Additionally, what do increasingly harsh border and immigration policies mean for human smuggling? We know that making it more dif cult to get to the United States does not stop migrants, but it does make great business for smugglers as their services become more valuable. Migrants pay more for illicit journeys. With more money in smuggling, it attracts more players and competition, and becomes more of a cutthroat business. Migration journeys become more dangerous and deadly, but because migrants’ debt is deeper, their commitment to complete their migration journey—no matter how many attempts, or how dangerous the journey—increases. And whenever one migration route is shut down, another opens. How will Trumpian policies further fuel illicit industries? How will they in ate costs and heighten risk? How will smuggling routes shift, and how will new routes impact local economies? What new geographies of migration are emerging?

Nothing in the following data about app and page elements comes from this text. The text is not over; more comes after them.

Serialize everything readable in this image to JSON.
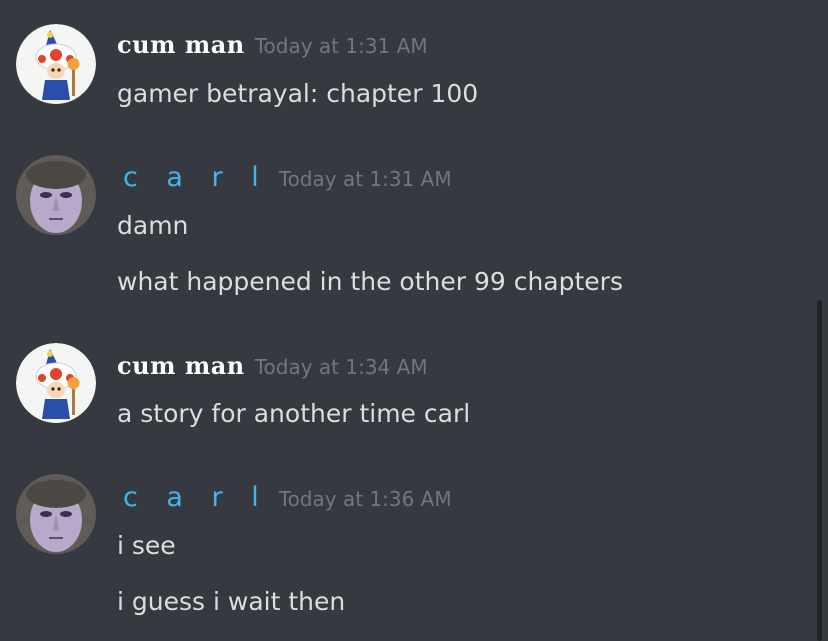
{
  "colors": {
    "background": "#36393f",
    "username_primary": "#ffffff",
    "username_carl": "#3fb6ee",
    "timestamp": "#72767d",
    "message_text": "#dcddde"
  },
  "messages": [
    {
      "author": "cum man",
      "avatar": "toad-avatar-icon",
      "timestamp": "Today at 1:31 AM",
      "lines": [
        "gamer betrayal: chapter 100"
      ]
    },
    {
      "author": "c a r l",
      "avatar": "carl-avatar-icon",
      "timestamp": "Today at 1:31 AM",
      "lines": [
        "damn",
        "what happened in the other 99 chapters"
      ]
    },
    {
      "author": "cum man",
      "avatar": "toad-avatar-icon",
      "timestamp": "Today at 1:34 AM",
      "lines": [
        "a story for another time carl"
      ]
    },
    {
      "author": "c a r l",
      "avatar": "carl-avatar-icon",
      "timestamp": "Today at 1:36 AM",
      "lines": [
        "i see",
        "i guess i wait then"
      ]
    }
  ]
}
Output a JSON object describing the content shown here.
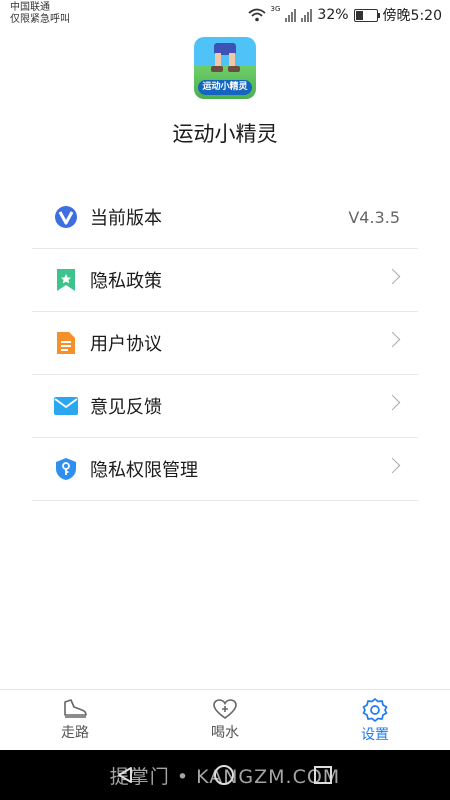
{
  "status_bar": {
    "carrier": "中国联通",
    "emergency": "仅限紧急呼叫",
    "network": "3G",
    "battery": "32%",
    "battery_level": 0.32,
    "time": "傍晚5:20"
  },
  "app": {
    "icon_label": "运动小精灵",
    "name": "运动小精灵"
  },
  "settings": {
    "items": [
      {
        "label": "当前版本",
        "value": "V4.3.5",
        "icon": "version-v-icon"
      },
      {
        "label": "隐私政策",
        "icon": "bookmark-star-icon"
      },
      {
        "label": "用户协议",
        "icon": "document-icon"
      },
      {
        "label": "意见反馈",
        "icon": "mail-icon"
      },
      {
        "label": "隐私权限管理",
        "icon": "shield-key-icon"
      }
    ]
  },
  "tabs": [
    {
      "label": "走路",
      "icon": "shoe-icon",
      "active": false
    },
    {
      "label": "喝水",
      "icon": "heart-plus-icon",
      "active": false
    },
    {
      "label": "设置",
      "icon": "gear-icon",
      "active": true
    }
  ],
  "colors": {
    "accent": "#1e7bf0",
    "tab_inactive": "#555555",
    "divider": "#e8e8e8"
  },
  "watermark": "提掌门 • KANGZM.COM"
}
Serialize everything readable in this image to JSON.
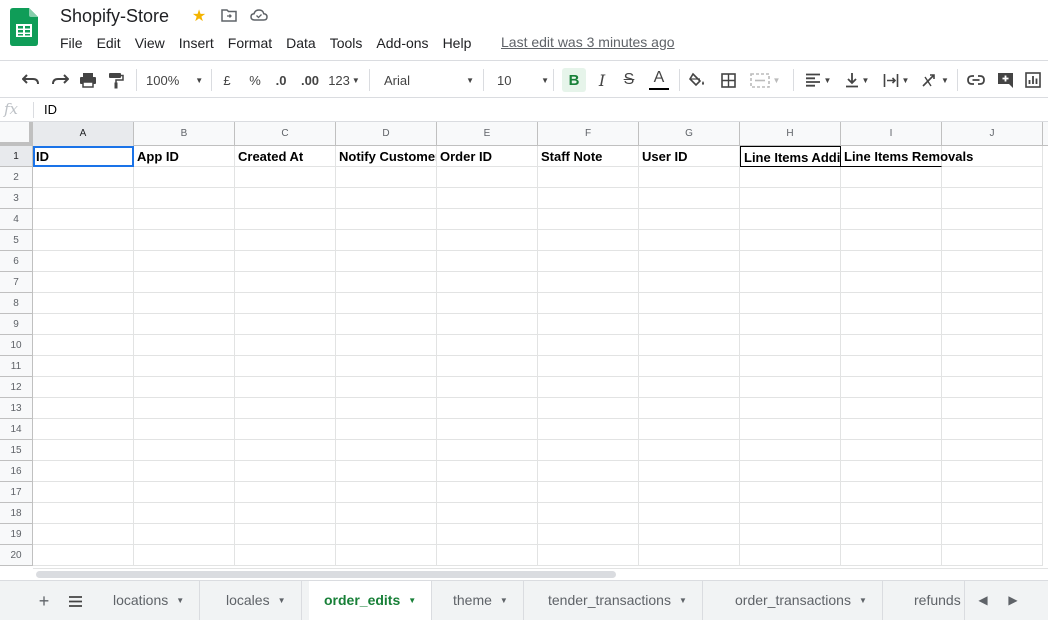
{
  "app": {
    "title": "Shopify-Store",
    "last_edit": "Last edit was 3 minutes ago",
    "brand_color": "#0f9d58"
  },
  "menu": [
    "File",
    "Edit",
    "View",
    "Insert",
    "Format",
    "Data",
    "Tools",
    "Add-ons",
    "Help"
  ],
  "toolbar": {
    "zoom": "100%",
    "currency": "£",
    "percent": "%",
    "decrease_decimal": ".0",
    "increase_decimal": ".00",
    "number_format": "123",
    "font": "Arial",
    "font_size": "10",
    "bold": "B",
    "italic": "I",
    "strike": "S",
    "text_color": "A"
  },
  "formula_bar": {
    "fx": "fx",
    "value": "ID"
  },
  "grid": {
    "columns": [
      "A",
      "B",
      "C",
      "D",
      "E",
      "F",
      "G",
      "H",
      "I",
      "J"
    ],
    "rows": [
      "1",
      "2",
      "3",
      "4",
      "5",
      "6",
      "7",
      "8",
      "9",
      "10",
      "11",
      "12",
      "13",
      "14",
      "15",
      "16",
      "17",
      "18",
      "19",
      "20"
    ],
    "header_cells": [
      "ID",
      "App ID",
      "Created At",
      "Notify Customer",
      "Order ID",
      "Staff Note",
      "User ID",
      "Line Items Additions",
      "Line Items Removals",
      ""
    ]
  },
  "sheets": {
    "tabs": [
      "locations",
      "locales",
      "order_edits",
      "theme",
      "tender_transactions",
      "order_transactions",
      "refunds"
    ],
    "active": "order_edits",
    "active_color": "#188038"
  }
}
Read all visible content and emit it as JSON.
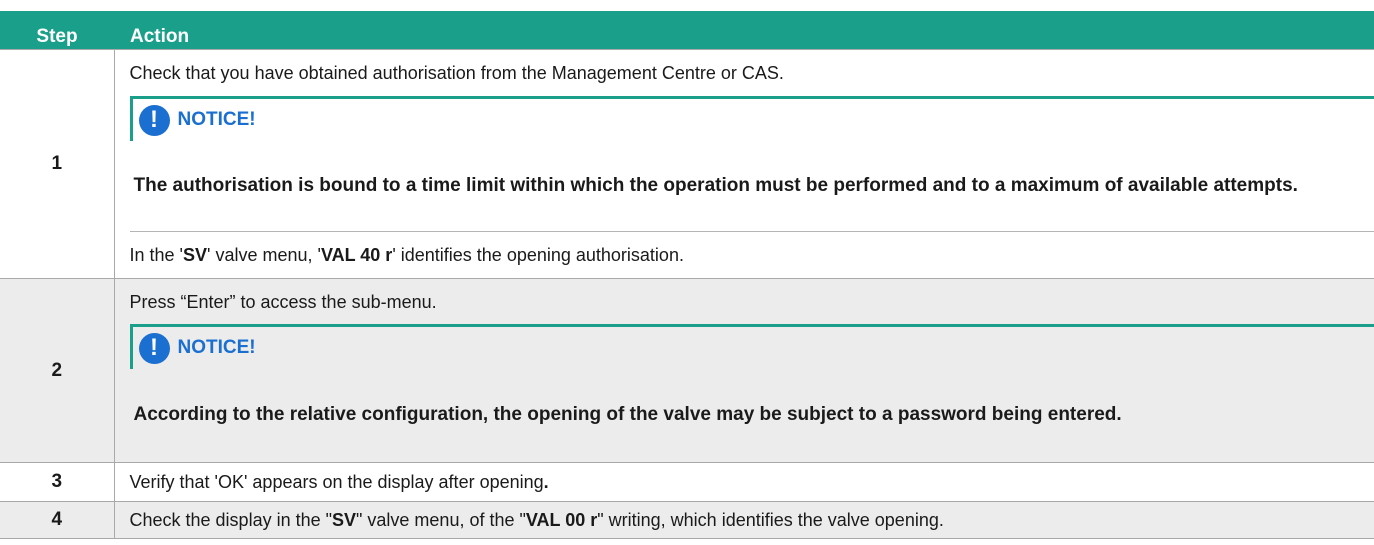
{
  "header": {
    "step_label": "Step",
    "action_label": "Action"
  },
  "rows": [
    {
      "number": "1",
      "text_before": "Check that you have obtained authorisation from the Management Centre or CAS.",
      "notice_title": "NOTICE!",
      "notice_text": "The authorisation is bound to a time limit within which the operation must be performed and to a maximum of available attempts.",
      "after": [
        "In the '",
        "SV",
        "' valve menu, '",
        "VAL 40 r",
        "' identifies the opening authorisation."
      ]
    },
    {
      "number": "2",
      "text_before": "Press “Enter” to access the sub-menu.",
      "notice_title": "NOTICE!",
      "notice_text": "According to the relative configuration, the opening of the valve may be subject to a password being entered."
    },
    {
      "number": "3",
      "text": [
        "Verify that 'OK' appears on the display after opening",
        "."
      ]
    },
    {
      "number": "4",
      "text": [
        "Check the display in the \"",
        "SV",
        "\" valve menu, of the \"",
        "VAL 00 r",
        "\" writing, which identifies the valve opening."
      ]
    }
  ],
  "colors": {
    "header_green": "#1aa08a",
    "notice_blue": "#1b6fd0",
    "shade": "#ececec"
  },
  "icons": {
    "notice": "exclamation-circle-icon"
  }
}
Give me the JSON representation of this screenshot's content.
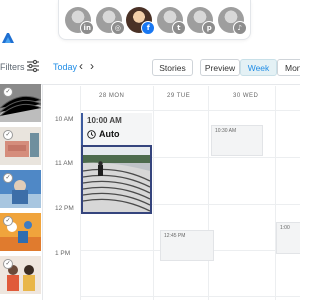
{
  "profiles": [
    {
      "name": "profile-linkedin",
      "badge": "in",
      "active": false
    },
    {
      "name": "profile-instagram",
      "badge": "◎",
      "active": false
    },
    {
      "name": "profile-facebook",
      "badge": "f",
      "active": true
    },
    {
      "name": "profile-twitter",
      "badge": "t",
      "active": false
    },
    {
      "name": "profile-pinterest",
      "badge": "p",
      "active": false
    },
    {
      "name": "profile-tiktok",
      "badge": "♪",
      "active": false
    }
  ],
  "toolbar": {
    "filters_label": "Filters",
    "today_label": "Today",
    "prev_symbol": "‹",
    "next_symbol": "›",
    "stories_label": "Stories",
    "preview_label": "Preview",
    "week_label": "Week",
    "month_label": "Mon"
  },
  "calendar": {
    "days": [
      "28 MON",
      "29 TUE",
      "30 WED"
    ],
    "hours": [
      "10 AM",
      "11 AM",
      "12 PM",
      "1 PM"
    ],
    "post": {
      "time": "10:00 AM",
      "mode": "Auto"
    },
    "slots": [
      "10:30 AM",
      "12:45 PM",
      "1:00"
    ]
  },
  "colors": {
    "accent": "#1f8ce6",
    "selected_border": "#35447d",
    "active_view_bg": "#e4f1f5"
  }
}
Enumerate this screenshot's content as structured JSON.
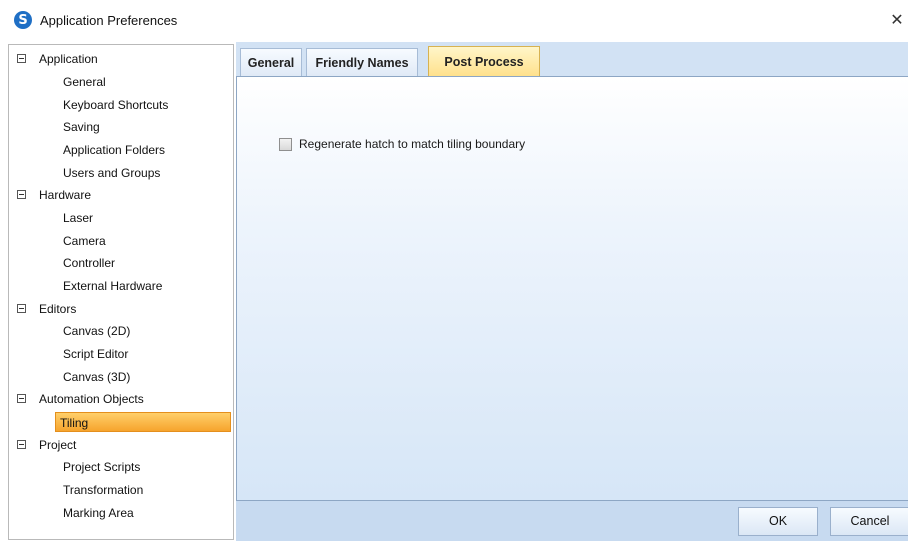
{
  "window": {
    "title": "Application Preferences",
    "close_glyph": "✕",
    "app_icon": "S"
  },
  "tree": {
    "categories": [
      {
        "label": "Application",
        "children": [
          "General",
          "Keyboard Shortcuts",
          "Saving",
          "Application Folders",
          "Users and Groups"
        ]
      },
      {
        "label": "Hardware",
        "children": [
          "Laser",
          "Camera",
          "Controller",
          "External Hardware"
        ]
      },
      {
        "label": "Editors",
        "children": [
          "Canvas (2D)",
          "Script Editor",
          "Canvas (3D)"
        ]
      },
      {
        "label": "Automation Objects",
        "children": [
          "Tiling"
        ]
      },
      {
        "label": "Project",
        "children": [
          "Project Scripts",
          "Transformation",
          "Marking Area"
        ]
      }
    ],
    "selected": "Tiling"
  },
  "tabs": [
    {
      "label": "General",
      "active": false
    },
    {
      "label": "Friendly Names",
      "active": false
    },
    {
      "label": "Post Process",
      "active": true
    }
  ],
  "post_process": {
    "regenerate_hatch_label": "Regenerate hatch to match tiling boundary",
    "regenerate_hatch_checked": false
  },
  "buttons": {
    "ok_label": "OK",
    "cancel_label": "Cancel"
  },
  "colors": {
    "accent_selected": "#f6a42d",
    "active_tab": "#ffe08a",
    "panel_blue": "#d2e2f4"
  }
}
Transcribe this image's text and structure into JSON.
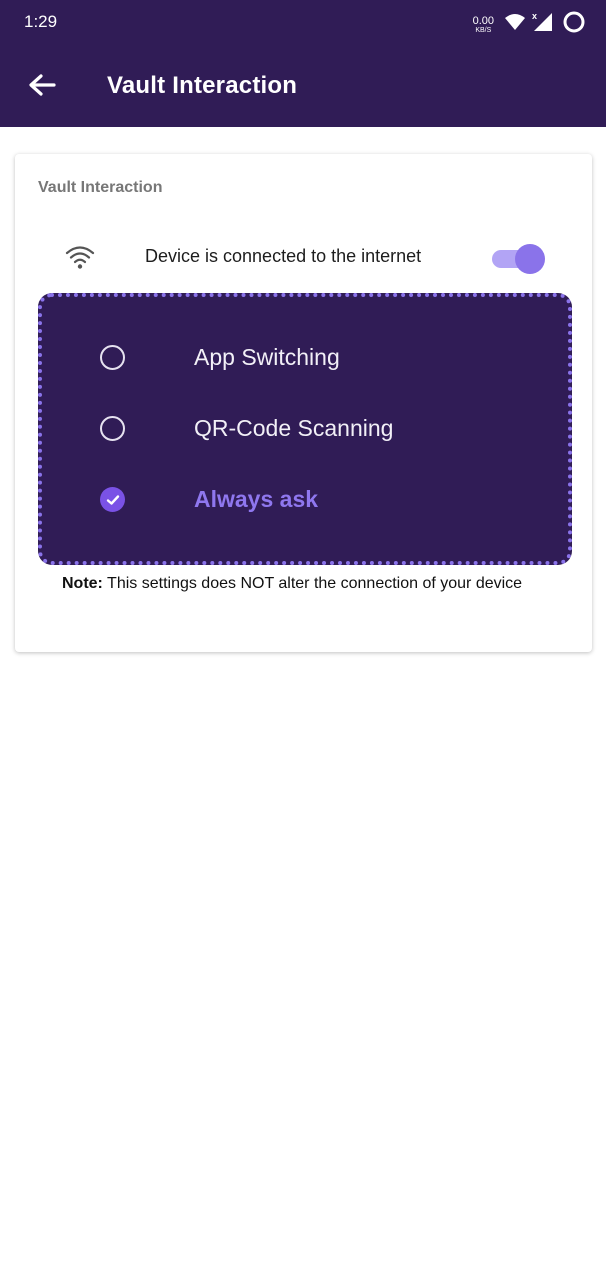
{
  "status_bar": {
    "time": "1:29",
    "net_speed_value": "0.00",
    "net_speed_unit": "KB/S",
    "icons": [
      "wifi-icon",
      "signal-icon",
      "battery-ring-icon"
    ]
  },
  "app_bar": {
    "title": "Vault Interaction",
    "back_icon": "arrow-left-icon"
  },
  "card": {
    "title": "Vault Interaction",
    "toggle": {
      "icon": "wifi-icon",
      "label": "Device is connected to the internet",
      "on": true
    },
    "options": [
      {
        "label": "App Switching",
        "selected": false
      },
      {
        "label": "QR-Code Scanning",
        "selected": false
      },
      {
        "label": "Always ask",
        "selected": true
      }
    ],
    "note_bold": "Note:",
    "note_text": "This settings does NOT alter the connection of your device"
  },
  "colors": {
    "app_bar_bg": "#301c56",
    "accent": "#8a73ea",
    "selected_text": "#8f77ef",
    "toggle_track": "#b2a4f5"
  }
}
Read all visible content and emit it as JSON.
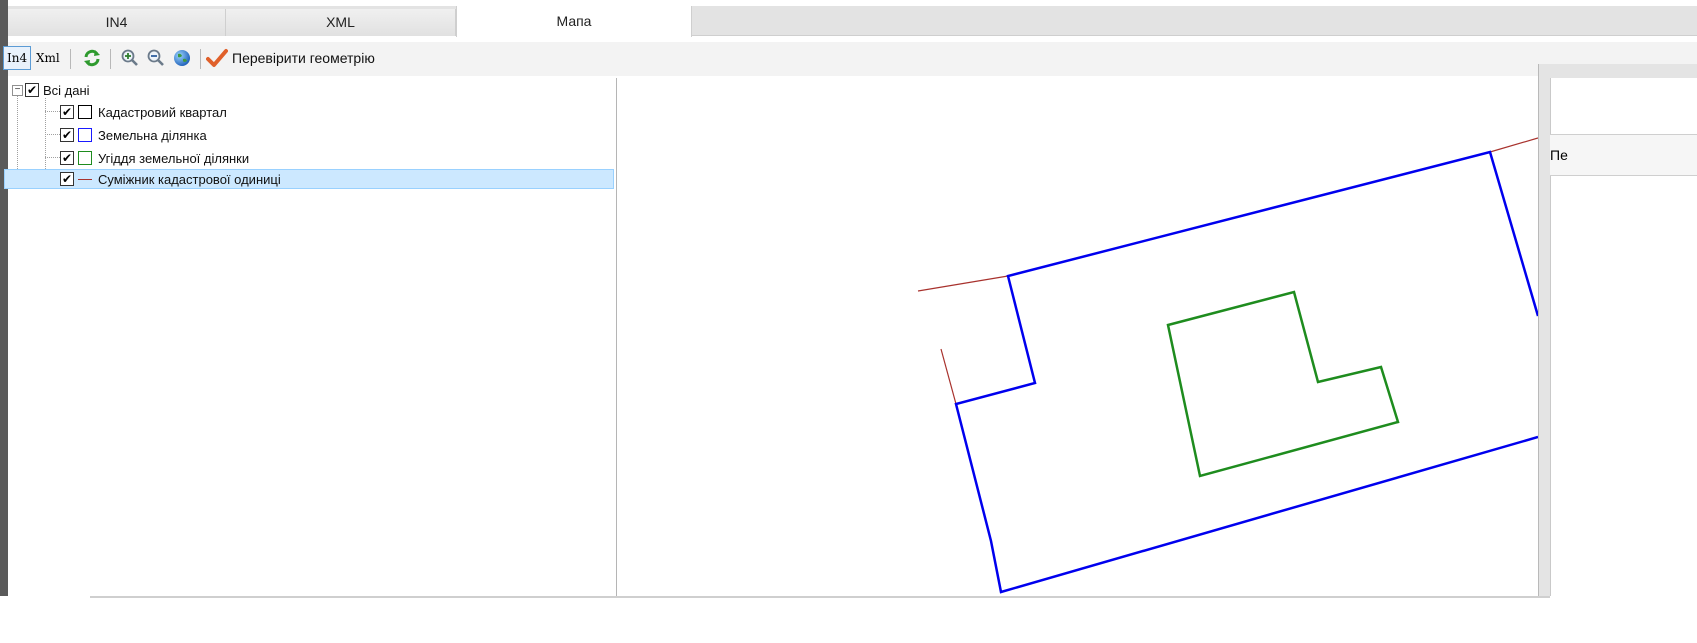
{
  "tabs": [
    {
      "label": "IN4",
      "active": false
    },
    {
      "label": "XML",
      "active": false
    },
    {
      "label": "Мапа",
      "active": true
    }
  ],
  "toolbar": {
    "in4_label": "In4",
    "xml_label": "Xml",
    "check_geometry_label": "Перевірити геометрію"
  },
  "tree": {
    "root_label": "Всі дані",
    "root_checked": true,
    "layers": [
      {
        "label": "Кадастровий квартал",
        "checked": true,
        "legend": "square",
        "color": "#000000"
      },
      {
        "label": "Земельна ділянка",
        "checked": true,
        "legend": "square",
        "color": "#1a1aff"
      },
      {
        "label": "Угіддя земельної ділянки",
        "checked": true,
        "legend": "square",
        "color": "#1e8c1e"
      },
      {
        "label": "Суміжник кадастрової одиниці",
        "checked": true,
        "legend": "line",
        "color": "#a8322d",
        "selected": true
      }
    ]
  },
  "right_panel": {
    "header_text": "Пе"
  },
  "colors": {
    "parcel": "#0000ee",
    "land_use": "#1e8c1e",
    "neighbor": "#a8322d",
    "selection": "#cce8ff"
  }
}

Finally, we need to trace the migration consequences of shifts in other policies under the Trump administration. For example, though a cohesive policy is so far elusive, during his campaign Donald Trump promised a protectionist “America First” approach to trade, including condemning NAFTA as a destroyer of U.S. jobs and industry. What effects will Trumpian changes to NAFTA (or perhaps even its dismantlement) have in Latin America, and on migration patterns? The decrease in Mexican corn production con- sequent to NAFTA drove increased Mexican migration to the United States, and Mexico now buys the majority of the corn it consumes from the United States. In response to Trump’s threats to leave NAFTA or negotiate terms less favorable to Mexico, Mexican officials have begun to explore options for where Mexico obtains its corn, such as increasing the amount of corn grown in Mexico, or buying more corn from Brazil. Could increased corn farming in Mexico reverse migration patterns? Would developing trade relationships with other countries be followed by increased Mexican migration to those countries, or vice versa? How would other economic and political relationships within Latin America change?
One certainty regarding U.S. policies under the Trump administration is that they are anchored in a very narrow idea of who and what ts in Donald Trump’s United States, and a much more insular idea of U.S. relationships throughout the Americas. As geog- raphers, we must scrutinize how shifting policies impact local to international mobilities, relationships, and human rights.
Wong, T. K. 2015. Rights, Deportation, and Detention in the Age of Immigration Control. Stanford, CA: Stanford University Press.